Take breaks, like you normally do. Don’t just turn on the TV during those breaks, though. This likely is not a part of your normal work routine — so don’t do it now. Instead, go for a virtual walk to a colleague’s office and have a chat, assuming they are available. Perhaps set up regular times to take breaks and have a chat.

Speaking of the TV, the World Health Organization has recommended that we check the news no more than once a day. The former journalist in me cringes as I write those words, but I certainly see the benefit of not using your free time at home to remind yourself of why you’re there.

Ditch the TV and consider grounding exercises. LivingWell.org, an Australian agency, suggests such exercises bring us into “contact with the present moment – the here and now.” Winona State University takes it a step further; it offers us a chance to commit to three grounding exercises and to then evaluate how we feel. The common theme between these two websites: tapping into your senses in order to clear your mind. Much like your computer sometimes needs a reboot, you, too, need a chance to stop that loop of stress and anxiety and noise.

You’ll be a better teacher once you do that. You’ll be a better parent and spouse/partner. And, yes, you’ll be a better aid to your parents, as well.

Open lines of communication are critical in any profession, but they might be most critical in healthcare. For our purposes here, I’m defining open lines of communication to mean two or more people who can openly and honestly share important information with each other. According to FierceHealthcare, in a five-year period that ended in 2013, poor communication between medical professionals and their patients led to almost 1,800 deaths and cost roughly $1.7-billion.

I mention these data simply to point out that you need to be honest with your parents and kids about what YOU need while everyone is home with you. I’m reminded of how my wife used the “three times” rule when our now 21- and 16-year-old sons were children. She would tell them that they couldn’t come to her or me and ask us to do something for them unless they had tried three times to do it themselves. They figured out how to use a microwave, start a washing machine and a whole lot more simply by trying.

Perhaps now is the time your kids started to make their own lunches. Perhaps now is the time your parents put on headphones to watch their favorite television program.
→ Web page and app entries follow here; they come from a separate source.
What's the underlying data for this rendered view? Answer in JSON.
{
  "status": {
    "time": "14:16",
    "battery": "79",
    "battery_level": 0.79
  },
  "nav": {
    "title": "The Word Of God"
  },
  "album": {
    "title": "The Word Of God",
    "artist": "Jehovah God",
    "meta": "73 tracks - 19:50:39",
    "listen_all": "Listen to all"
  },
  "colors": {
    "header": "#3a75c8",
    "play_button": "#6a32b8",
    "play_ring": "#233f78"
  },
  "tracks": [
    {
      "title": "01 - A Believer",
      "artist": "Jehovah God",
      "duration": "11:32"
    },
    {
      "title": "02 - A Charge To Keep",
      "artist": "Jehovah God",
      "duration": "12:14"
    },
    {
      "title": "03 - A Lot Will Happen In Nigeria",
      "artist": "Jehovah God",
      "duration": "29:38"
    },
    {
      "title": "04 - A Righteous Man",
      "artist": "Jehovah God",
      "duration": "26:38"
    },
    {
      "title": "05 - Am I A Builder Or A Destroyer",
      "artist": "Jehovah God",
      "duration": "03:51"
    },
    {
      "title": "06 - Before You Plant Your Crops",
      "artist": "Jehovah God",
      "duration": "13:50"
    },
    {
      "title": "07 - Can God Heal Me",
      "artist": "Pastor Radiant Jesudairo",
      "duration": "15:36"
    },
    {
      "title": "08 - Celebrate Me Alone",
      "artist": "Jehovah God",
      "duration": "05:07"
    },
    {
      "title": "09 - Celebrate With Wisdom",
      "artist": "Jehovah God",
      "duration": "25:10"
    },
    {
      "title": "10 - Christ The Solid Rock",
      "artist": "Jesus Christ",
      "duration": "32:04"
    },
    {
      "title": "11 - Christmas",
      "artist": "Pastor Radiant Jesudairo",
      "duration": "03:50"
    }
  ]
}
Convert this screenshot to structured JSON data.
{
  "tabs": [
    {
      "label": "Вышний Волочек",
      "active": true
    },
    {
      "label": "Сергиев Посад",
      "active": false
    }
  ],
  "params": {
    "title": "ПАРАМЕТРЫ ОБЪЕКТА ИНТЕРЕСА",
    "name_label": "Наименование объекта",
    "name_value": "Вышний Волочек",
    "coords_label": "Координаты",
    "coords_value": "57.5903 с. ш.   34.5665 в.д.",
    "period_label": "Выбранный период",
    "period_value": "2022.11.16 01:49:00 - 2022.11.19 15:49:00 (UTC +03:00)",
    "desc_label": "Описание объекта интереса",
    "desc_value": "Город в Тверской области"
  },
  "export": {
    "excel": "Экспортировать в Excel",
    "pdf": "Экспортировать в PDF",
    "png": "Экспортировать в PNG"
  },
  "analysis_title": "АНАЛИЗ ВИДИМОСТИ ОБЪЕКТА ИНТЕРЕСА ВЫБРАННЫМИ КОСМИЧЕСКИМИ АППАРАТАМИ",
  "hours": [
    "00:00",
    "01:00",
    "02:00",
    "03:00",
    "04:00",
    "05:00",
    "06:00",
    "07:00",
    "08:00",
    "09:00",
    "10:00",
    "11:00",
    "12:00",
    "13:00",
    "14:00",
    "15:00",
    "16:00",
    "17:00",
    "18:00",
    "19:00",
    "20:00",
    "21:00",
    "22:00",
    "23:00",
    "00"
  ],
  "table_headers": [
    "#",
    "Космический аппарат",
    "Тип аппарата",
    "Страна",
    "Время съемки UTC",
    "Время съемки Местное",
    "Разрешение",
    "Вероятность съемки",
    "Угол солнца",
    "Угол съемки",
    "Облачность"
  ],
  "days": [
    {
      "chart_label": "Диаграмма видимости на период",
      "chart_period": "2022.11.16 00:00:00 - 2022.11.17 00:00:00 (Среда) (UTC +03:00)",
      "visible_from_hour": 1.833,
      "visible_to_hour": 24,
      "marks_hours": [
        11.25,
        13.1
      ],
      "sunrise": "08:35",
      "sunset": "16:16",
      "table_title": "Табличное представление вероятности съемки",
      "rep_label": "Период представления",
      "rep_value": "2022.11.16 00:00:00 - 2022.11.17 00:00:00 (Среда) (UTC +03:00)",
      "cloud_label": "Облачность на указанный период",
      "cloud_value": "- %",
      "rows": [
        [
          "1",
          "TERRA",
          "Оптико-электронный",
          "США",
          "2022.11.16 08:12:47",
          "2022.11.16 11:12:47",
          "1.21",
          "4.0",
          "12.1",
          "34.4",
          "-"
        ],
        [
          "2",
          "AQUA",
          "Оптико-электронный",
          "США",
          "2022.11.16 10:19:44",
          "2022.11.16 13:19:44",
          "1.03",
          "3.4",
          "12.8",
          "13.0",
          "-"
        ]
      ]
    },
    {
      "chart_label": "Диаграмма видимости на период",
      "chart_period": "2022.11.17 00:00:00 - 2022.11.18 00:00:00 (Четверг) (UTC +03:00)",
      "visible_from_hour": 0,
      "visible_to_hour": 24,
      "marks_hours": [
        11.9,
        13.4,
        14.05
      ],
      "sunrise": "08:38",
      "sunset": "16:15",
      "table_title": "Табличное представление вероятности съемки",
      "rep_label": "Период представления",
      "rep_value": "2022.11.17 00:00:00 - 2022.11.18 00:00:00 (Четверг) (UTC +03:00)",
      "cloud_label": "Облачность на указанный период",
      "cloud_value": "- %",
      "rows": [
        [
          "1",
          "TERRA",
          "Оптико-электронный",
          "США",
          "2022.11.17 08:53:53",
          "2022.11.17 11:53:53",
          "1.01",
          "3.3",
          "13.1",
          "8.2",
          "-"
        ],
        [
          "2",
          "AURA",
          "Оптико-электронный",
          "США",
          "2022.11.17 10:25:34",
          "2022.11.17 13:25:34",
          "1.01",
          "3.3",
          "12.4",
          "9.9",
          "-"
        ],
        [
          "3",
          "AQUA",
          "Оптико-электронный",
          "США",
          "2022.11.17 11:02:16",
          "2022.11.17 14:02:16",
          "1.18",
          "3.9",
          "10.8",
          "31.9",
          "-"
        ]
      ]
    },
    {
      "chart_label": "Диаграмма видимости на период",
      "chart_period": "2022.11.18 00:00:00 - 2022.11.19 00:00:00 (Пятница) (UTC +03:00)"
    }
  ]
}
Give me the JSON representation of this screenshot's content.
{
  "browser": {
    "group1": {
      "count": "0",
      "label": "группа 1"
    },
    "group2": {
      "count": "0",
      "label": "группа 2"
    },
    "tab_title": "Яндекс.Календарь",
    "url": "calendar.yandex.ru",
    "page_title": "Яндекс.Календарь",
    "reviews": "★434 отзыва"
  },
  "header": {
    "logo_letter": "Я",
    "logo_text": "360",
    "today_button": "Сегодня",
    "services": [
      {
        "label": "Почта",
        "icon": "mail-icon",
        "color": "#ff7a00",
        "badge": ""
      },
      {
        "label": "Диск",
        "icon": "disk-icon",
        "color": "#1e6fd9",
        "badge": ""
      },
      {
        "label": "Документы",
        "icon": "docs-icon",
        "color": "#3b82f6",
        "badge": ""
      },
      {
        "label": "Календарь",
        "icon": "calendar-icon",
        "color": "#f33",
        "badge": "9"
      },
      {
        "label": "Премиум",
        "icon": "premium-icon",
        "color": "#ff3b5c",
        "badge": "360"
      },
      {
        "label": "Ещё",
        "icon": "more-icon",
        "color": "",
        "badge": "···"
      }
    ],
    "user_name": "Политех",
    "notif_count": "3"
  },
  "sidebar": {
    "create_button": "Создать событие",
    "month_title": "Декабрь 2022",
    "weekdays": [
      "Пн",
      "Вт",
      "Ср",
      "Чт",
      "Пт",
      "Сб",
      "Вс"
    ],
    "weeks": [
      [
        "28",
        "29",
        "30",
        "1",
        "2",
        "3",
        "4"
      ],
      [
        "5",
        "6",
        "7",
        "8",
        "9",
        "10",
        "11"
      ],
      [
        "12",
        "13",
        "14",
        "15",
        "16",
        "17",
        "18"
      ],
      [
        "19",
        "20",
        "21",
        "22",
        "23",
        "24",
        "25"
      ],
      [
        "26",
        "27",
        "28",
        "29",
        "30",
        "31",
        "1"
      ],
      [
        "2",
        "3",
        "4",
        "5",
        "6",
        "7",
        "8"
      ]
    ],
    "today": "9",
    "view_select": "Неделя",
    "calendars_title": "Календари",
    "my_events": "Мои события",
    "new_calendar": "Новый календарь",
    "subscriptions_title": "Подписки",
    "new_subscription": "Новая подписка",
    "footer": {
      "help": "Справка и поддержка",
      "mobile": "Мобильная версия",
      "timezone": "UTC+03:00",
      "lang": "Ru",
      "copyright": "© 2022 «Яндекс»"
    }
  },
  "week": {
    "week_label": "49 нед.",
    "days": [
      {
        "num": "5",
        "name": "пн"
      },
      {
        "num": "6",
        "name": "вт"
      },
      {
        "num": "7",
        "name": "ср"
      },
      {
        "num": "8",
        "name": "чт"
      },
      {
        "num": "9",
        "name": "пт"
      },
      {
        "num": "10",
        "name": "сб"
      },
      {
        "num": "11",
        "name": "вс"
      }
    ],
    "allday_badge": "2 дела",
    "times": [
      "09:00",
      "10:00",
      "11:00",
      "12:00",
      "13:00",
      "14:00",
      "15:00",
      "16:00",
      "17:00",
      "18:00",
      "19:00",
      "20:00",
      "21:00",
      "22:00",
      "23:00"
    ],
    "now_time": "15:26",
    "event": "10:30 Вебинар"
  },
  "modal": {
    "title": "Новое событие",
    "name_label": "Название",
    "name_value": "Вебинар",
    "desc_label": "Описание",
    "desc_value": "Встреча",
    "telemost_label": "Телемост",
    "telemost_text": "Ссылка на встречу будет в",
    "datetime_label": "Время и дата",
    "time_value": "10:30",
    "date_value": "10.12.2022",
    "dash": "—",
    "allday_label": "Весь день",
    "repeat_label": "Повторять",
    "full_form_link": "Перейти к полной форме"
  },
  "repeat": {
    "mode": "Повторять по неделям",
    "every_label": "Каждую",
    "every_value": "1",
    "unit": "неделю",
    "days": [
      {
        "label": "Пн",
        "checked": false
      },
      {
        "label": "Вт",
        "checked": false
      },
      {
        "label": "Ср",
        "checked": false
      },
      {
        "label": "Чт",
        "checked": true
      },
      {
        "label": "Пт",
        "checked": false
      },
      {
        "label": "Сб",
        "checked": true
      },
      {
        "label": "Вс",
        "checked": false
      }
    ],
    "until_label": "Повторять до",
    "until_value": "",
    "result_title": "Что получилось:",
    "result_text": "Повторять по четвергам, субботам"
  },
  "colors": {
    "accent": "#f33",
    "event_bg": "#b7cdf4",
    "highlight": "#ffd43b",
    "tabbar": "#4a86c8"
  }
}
Perhaps now is the time both generations find that wonderful opportunity called the afternoon walk!

Practicing self care means putting yourself first. You’re not being selfish when you do so.

The sooner you set some reasonable guidelines with everyone around you, the sooner you also can start creating a culture of open communication, and the benefits will be shared by all.

We know that U.S. colleges and universities are being evaluated right now by how well they communicate with their multiple stakeholders. Evaluate yourself by how well you are communicating what you need to your most important stakeholders — your family.

At the end of the day, we’re wise to remember what Deborah Cohan, a sociology professor at the University of South Carolina Beaufort, wrote about taking care of ourselves.

Something is seriously lost when we can’t get quiet in a way that connects us back to ourselves, the world and what truly matters. Once we access the depth within ourselves and find our still small voice, we might discover that our writing, research, pedagogy, community activities and personal lives are filled with greater meaning and joy.

Now, perhaps more than ever, many of our faculty colleagues need to find their space in a boisterous and filled home.